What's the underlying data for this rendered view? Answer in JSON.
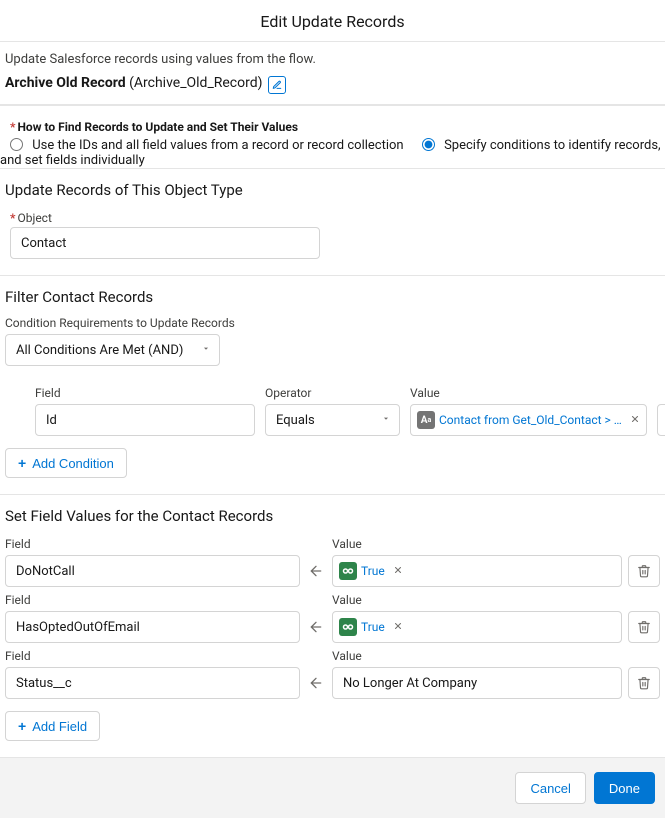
{
  "title": "Edit Update Records",
  "description": "Update Salesforce records using values from the flow.",
  "element": {
    "label": "Archive Old Record",
    "api": "(Archive_Old_Record)"
  },
  "howTo": {
    "heading": "How to Find Records to Update and Set Their Values",
    "opt1": "Use the IDs and all field values from a record or record collection",
    "opt2": "Specify conditions to identify records, and set fields individually",
    "selected": "opt2"
  },
  "objectSection": {
    "title": "Update Records of This Object Type",
    "label": "Object",
    "value": "Contact"
  },
  "filterSection": {
    "title": "Filter Contact Records",
    "reqLabel": "Condition Requirements to Update Records",
    "reqValue": "All Conditions Are Met (AND)",
    "cols": {
      "field": "Field",
      "operator": "Operator",
      "value": "Value"
    },
    "condition": {
      "field": "Id",
      "operator": "Equals",
      "value": "Contact from Get_Old_Contact > …"
    },
    "addCondition": "Add Condition"
  },
  "setSection": {
    "title": "Set Field Values for the Contact Records",
    "fieldLabel": "Field",
    "valueLabel": "Value",
    "rows": [
      {
        "field": "DoNotCall",
        "valueType": "bool",
        "value": "True"
      },
      {
        "field": "HasOptedOutOfEmail",
        "valueType": "bool",
        "value": "True"
      },
      {
        "field": "Status__c",
        "valueType": "text",
        "value": "No Longer At Company"
      }
    ],
    "addField": "Add Field"
  },
  "footer": {
    "cancel": "Cancel",
    "done": "Done"
  }
}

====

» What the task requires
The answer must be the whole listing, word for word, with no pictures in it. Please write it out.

» Task answer
What's the underlying data for this rendered view? Answer in JSON.
{
  "title": "Edit Update Records",
  "description": "Update Salesforce records using values from the flow.",
  "element": {
    "label": "Archive Old Record",
    "api": "(Archive_Old_Record)"
  },
  "howTo": {
    "heading": "How to Find Records to Update and Set Their Values",
    "opt1": "Use the IDs and all field values from a record or record collection",
    "opt2": "Specify conditions to identify records, and set fields individually",
    "selected": "opt2"
  },
  "objectSection": {
    "title": "Update Records of This Object Type",
    "label": "Object",
    "value": "Contact"
  },
  "filterSection": {
    "title": "Filter Contact Records",
    "reqLabel": "Condition Requirements to Update Records",
    "reqValue": "All Conditions Are Met (AND)",
    "cols": {
      "field": "Field",
      "operator": "Operator",
      "value": "Value"
    },
    "condition": {
      "field": "Id",
      "operator": "Equals",
      "value": "Contact from Get_Old_Contact > …"
    },
    "addCondition": "Add Condition"
  },
  "setSection": {
    "title": "Set Field Values for the Contact Records",
    "fieldLabel": "Field",
    "valueLabel": "Value",
    "rows": [
      {
        "field": "DoNotCall",
        "valueType": "bool",
        "value": "True"
      },
      {
        "field": "HasOptedOutOfEmail",
        "valueType": "bool",
        "value": "True"
      },
      {
        "field": "Status__c",
        "valueType": "text",
        "value": "No Longer At Company"
      }
    ],
    "addField": "Add Field"
  },
  "footer": {
    "cancel": "Cancel",
    "done": "Done"
  }
}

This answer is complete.